“I slept at the feet of a giant last nite” by Michele Zehr

Michele Zehr is a member of the Trail Dames Board of Directors and she is also the head Dame of the Central Virginia Trail Dames.

Michele’s trail name is Certain and she finished her Appalachian Trail (AT) hike in 2008.  It would be safe to say that Michele has one of the most popular Trail Journals of all time.

Michele has given us permission to post her journal entry from October 8, 2008 – the day she submitted Mt. Katahdin.  She also has a wonderful video showing her final ascent.

I slept at the feet of a giant last nite

A giant that for so so long has reflected back to me
My fears and pain and disappointments
As well as the raw beauty of nature

As I lay there awake in the nite
Feeling its presence looking down upon me
I wondered if it was ready to receive what I had to offer to it

So before the sun shed its light on the morning sky, I rose
One last time
I exposed my bare skin to the frigid fall air
One last time
I packed the things that would keep me alive out here
One last time
I strapped my pack on my back
One last time
And I started walking north again
One last time

I passed a rushing stream with crystal clear pools
I stood next to a roaring waterfall with endless cascades

I struggled over boulders the size of buildings
And scaled the sides of rock faces that hung on the ends of the Earth

I finally made it to the shoulders of this giant
And walked across its cracked red surface

Then climbed one final time

I walked right to the top and looked this giant in the eye
And whispered
“Thank you, my friend…thank you”

And at that moment
The giant unfolded its bouldery arms
And cupped its rocky snow covered hands
And allowed me to place my fears and pain and disappointments into it

The giant took these things that I had offered
And folded them inside to be held forever
Leaving me with my joy
And a deep deep appreciation for the beauty of nature and this trail
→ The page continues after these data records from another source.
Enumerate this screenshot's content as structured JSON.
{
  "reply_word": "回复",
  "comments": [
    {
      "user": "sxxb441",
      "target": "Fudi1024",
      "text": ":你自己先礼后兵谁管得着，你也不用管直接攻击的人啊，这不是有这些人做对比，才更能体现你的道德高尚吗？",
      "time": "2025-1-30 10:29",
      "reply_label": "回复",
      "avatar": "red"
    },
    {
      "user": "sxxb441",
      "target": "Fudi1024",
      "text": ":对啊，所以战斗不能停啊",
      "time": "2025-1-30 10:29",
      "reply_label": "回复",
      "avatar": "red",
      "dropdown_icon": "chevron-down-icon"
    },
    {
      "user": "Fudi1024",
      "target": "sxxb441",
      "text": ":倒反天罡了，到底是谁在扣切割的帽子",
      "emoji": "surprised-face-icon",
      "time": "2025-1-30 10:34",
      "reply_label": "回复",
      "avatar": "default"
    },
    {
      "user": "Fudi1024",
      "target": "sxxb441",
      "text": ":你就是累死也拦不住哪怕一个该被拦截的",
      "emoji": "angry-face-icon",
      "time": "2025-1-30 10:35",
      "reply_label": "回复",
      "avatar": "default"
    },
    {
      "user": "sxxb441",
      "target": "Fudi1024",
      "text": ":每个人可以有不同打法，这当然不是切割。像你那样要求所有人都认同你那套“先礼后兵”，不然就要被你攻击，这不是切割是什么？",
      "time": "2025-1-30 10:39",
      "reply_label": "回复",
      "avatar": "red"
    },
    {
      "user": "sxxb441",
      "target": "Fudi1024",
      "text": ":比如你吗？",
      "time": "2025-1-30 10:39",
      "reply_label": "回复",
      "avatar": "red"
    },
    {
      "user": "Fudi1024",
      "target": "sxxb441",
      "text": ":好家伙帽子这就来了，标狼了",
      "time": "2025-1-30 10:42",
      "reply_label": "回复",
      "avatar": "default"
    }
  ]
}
So I turned south
And started walking away for good
And I suddenly felt choked
I stopped for a moment, stumbled and gasped
And my tears dropped to the ground beneath me

Then a surge came rushing through my nostrils
And into my lungs
And filled my veins and body with pure fresh air

I knew
At that moment
The giant had released me from its clutches

And I was free to breathe again.